The listing beneath should be written out in full, exactly as shown.

▸ **Input records**

-------

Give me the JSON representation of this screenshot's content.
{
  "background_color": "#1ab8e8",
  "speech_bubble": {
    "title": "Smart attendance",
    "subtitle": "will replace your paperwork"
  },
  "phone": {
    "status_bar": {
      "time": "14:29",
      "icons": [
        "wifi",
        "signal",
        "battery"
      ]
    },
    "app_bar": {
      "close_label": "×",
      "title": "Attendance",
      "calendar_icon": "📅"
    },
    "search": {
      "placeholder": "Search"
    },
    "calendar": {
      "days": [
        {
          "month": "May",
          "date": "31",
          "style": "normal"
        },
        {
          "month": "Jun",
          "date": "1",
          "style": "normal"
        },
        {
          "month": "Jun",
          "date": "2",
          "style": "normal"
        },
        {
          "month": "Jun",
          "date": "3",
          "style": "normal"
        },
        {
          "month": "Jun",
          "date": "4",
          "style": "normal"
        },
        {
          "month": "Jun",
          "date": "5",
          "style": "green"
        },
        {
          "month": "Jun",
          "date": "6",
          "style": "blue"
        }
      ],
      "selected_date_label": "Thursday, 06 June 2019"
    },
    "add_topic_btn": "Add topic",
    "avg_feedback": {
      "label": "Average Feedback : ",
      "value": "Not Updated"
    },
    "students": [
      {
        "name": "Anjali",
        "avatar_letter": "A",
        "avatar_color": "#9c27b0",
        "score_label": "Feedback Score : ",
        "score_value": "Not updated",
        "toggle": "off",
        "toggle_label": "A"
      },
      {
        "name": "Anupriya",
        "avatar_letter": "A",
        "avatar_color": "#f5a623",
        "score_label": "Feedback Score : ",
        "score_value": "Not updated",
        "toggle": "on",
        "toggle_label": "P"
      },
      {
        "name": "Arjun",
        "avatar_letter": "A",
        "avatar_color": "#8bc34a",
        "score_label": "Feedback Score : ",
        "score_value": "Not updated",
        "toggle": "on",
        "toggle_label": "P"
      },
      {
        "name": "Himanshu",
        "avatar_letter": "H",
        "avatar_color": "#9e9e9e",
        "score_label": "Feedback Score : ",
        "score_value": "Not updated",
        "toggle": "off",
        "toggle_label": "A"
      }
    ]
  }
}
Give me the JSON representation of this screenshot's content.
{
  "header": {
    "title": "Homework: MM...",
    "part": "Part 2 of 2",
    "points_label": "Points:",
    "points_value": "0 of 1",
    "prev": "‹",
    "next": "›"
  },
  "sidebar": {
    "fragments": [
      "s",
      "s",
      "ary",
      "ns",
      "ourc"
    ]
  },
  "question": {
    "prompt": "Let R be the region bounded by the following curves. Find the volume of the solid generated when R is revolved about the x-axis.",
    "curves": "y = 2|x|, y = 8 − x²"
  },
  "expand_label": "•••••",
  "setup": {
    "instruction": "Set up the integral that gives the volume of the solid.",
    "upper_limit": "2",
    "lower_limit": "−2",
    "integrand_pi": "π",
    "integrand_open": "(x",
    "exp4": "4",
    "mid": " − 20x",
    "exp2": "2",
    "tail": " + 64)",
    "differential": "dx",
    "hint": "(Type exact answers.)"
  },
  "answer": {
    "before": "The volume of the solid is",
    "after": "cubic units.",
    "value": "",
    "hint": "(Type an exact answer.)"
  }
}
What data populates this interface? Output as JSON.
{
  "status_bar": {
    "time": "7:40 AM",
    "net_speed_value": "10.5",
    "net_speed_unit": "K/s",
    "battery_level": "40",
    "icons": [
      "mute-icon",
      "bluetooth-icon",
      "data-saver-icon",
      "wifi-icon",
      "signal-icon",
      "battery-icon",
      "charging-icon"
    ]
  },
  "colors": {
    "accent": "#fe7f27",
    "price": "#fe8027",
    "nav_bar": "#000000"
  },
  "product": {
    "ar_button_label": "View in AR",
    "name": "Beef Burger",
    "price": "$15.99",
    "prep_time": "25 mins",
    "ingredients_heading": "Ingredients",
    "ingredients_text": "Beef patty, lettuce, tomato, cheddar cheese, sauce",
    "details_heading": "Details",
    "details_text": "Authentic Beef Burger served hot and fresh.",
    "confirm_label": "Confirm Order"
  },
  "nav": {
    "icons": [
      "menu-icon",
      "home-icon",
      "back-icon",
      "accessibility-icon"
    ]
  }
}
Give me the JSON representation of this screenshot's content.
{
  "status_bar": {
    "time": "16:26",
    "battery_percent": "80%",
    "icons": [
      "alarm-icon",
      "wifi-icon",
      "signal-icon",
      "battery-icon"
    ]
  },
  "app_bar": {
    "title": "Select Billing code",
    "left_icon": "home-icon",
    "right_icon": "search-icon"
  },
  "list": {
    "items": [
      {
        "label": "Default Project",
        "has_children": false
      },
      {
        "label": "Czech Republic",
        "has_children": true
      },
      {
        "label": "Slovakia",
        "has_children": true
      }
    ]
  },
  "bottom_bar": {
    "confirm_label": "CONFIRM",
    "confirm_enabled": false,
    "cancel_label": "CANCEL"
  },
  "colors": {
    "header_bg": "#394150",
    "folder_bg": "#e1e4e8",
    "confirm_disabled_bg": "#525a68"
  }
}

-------

▸ **Answer to this exercise**
Give me the JSON representation of this screenshot's content.
{
  "background_color": "#1ab8e8",
  "speech_bubble": {
    "title": "Smart attendance",
    "subtitle": "will replace your paperwork"
  },
  "phone": {
    "status_bar": {
      "time": "14:29",
      "icons": [
        "wifi",
        "signal",
        "battery"
      ]
    },
    "app_bar": {
      "close_label": "×",
      "title": "Attendance",
      "calendar_icon": "📅"
    },
    "search": {
      "placeholder": "Search"
    },
    "calendar": {
      "days": [
        {
          "month": "May",
          "date": "31",
          "style": "normal"
        },
        {
          "month": "Jun",
          "date": "1",
          "style": "normal"
        },
        {
          "month": "Jun",
          "date": "2",
          "style": "normal"
        },
        {
          "month": "Jun",
          "date": "3",
          "style": "normal"
        },
        {
          "month": "Jun",
          "date": "4",
          "style": "normal"
        },
        {
          "month": "Jun",
          "date": "5",
          "style": "green"
        },
        {
          "month": "Jun",
          "date": "6",
          "style": "blue"
        }
      ],
      "selected_date_label": "Thursday, 06 June 2019"
    },
    "add_topic_btn": "Add topic",
    "avg_feedback": {
      "label": "Average Feedback : ",
      "value": "Not Updated"
    },
    "students": [
      {
        "name": "Anjali",
        "avatar_letter": "A",
        "avatar_color": "#9c27b0",
        "score_label": "Feedback Score : ",
        "score_value": "Not updated",
        "toggle": "off",
        "toggle_label": "A"
      },
      {
        "name": "Anupriya",
        "avatar_letter": "A",
        "avatar_color": "#f5a623",
        "score_label": "Feedback Score : ",
        "score_value": "Not updated",
        "toggle": "on",
        "toggle_label": "P"
      },
      {
        "name": "Arjun",
        "avatar_letter": "A",
        "avatar_color": "#8bc34a",
        "score_label": "Feedback Score : ",
        "score_value": "Not updated",
        "toggle": "on",
        "toggle_label": "P"
      },
      {
        "name": "Himanshu",
        "avatar_letter": "H",
        "avatar_color": "#9e9e9e",
        "score_label": "Feedback Score : ",
        "score_value": "Not updated",
        "toggle": "off",
        "toggle_label": "A"
      }
    ]
  }
}
Give me the JSON representation of this screenshot's content.
{
  "header": {
    "title": "Homework: MM...",
    "part": "Part 2 of 2",
    "points_label": "Points:",
    "points_value": "0 of 1",
    "prev": "‹",
    "next": "›"
  },
  "sidebar": {
    "fragments": [
      "s",
      "s",
      "ary",
      "ns",
      "ourc"
    ]
  },
  "question": {
    "prompt": "Let R be the region bounded by the following curves. Find the volume of the solid generated when R is revolved about the x-axis.",
    "curves": "y = 2|x|, y = 8 − x²"
  },
  "expand_label": "•••••",
  "setup": {
    "instruction": "Set up the integral that gives the volume of the solid.",
    "upper_limit": "2",
    "lower_limit": "−2",
    "integrand_pi": "π",
    "integrand_open": "(x",
    "exp4": "4",
    "mid": " − 20x",
    "exp2": "2",
    "tail": " + 64)",
    "differential": "dx",
    "hint": "(Type exact answers.)"
  },
  "answer": {
    "before": "The volume of the solid is",
    "after": "cubic units.",
    "value": "",
    "hint": "(Type an exact answer.)"
  }
}
What data populates this interface? Output as JSON.
{
  "status_bar": {
    "time": "7:40 AM",
    "net_speed_value": "10.5",
    "net_speed_unit": "K/s",
    "battery_level": "40",
    "icons": [
      "mute-icon",
      "bluetooth-icon",
      "data-saver-icon",
      "wifi-icon",
      "signal-icon",
      "battery-icon",
      "charging-icon"
    ]
  },
  "colors": {
    "accent": "#fe7f27",
    "price": "#fe8027",
    "nav_bar": "#000000"
  },
  "product": {
    "ar_button_label": "View in AR",
    "name": "Beef Burger",
    "price": "$15.99",
    "prep_time": "25 mins",
    "ingredients_heading": "Ingredients",
    "ingredients_text": "Beef patty, lettuce, tomato, cheddar cheese, sauce",
    "details_heading": "Details",
    "details_text": "Authentic Beef Burger served hot and fresh.",
    "confirm_label": "Confirm Order"
  },
  "nav": {
    "icons": [
      "menu-icon",
      "home-icon",
      "back-icon",
      "accessibility-icon"
    ]
  }
}
Give me the JSON representation of this screenshot's content.
{
  "status_bar": {
    "time": "16:26",
    "battery_percent": "80%",
    "icons": [
      "alarm-icon",
      "wifi-icon",
      "signal-icon",
      "battery-icon"
    ]
  },
  "app_bar": {
    "title": "Select Billing code",
    "left_icon": "home-icon",
    "right_icon": "search-icon"
  },
  "list": {
    "items": [
      {
        "label": "Default Project",
        "has_children": false
      },
      {
        "label": "Czech Republic",
        "has_children": true
      },
      {
        "label": "Slovakia",
        "has_children": true
      }
    ]
  },
  "bottom_bar": {
    "confirm_label": "CONFIRM",
    "confirm_enabled": false,
    "cancel_label": "CANCEL"
  },
  "colors": {
    "header_bg": "#394150",
    "folder_bg": "#e1e4e8",
    "confirm_disabled_bg": "#525a68"
  }
}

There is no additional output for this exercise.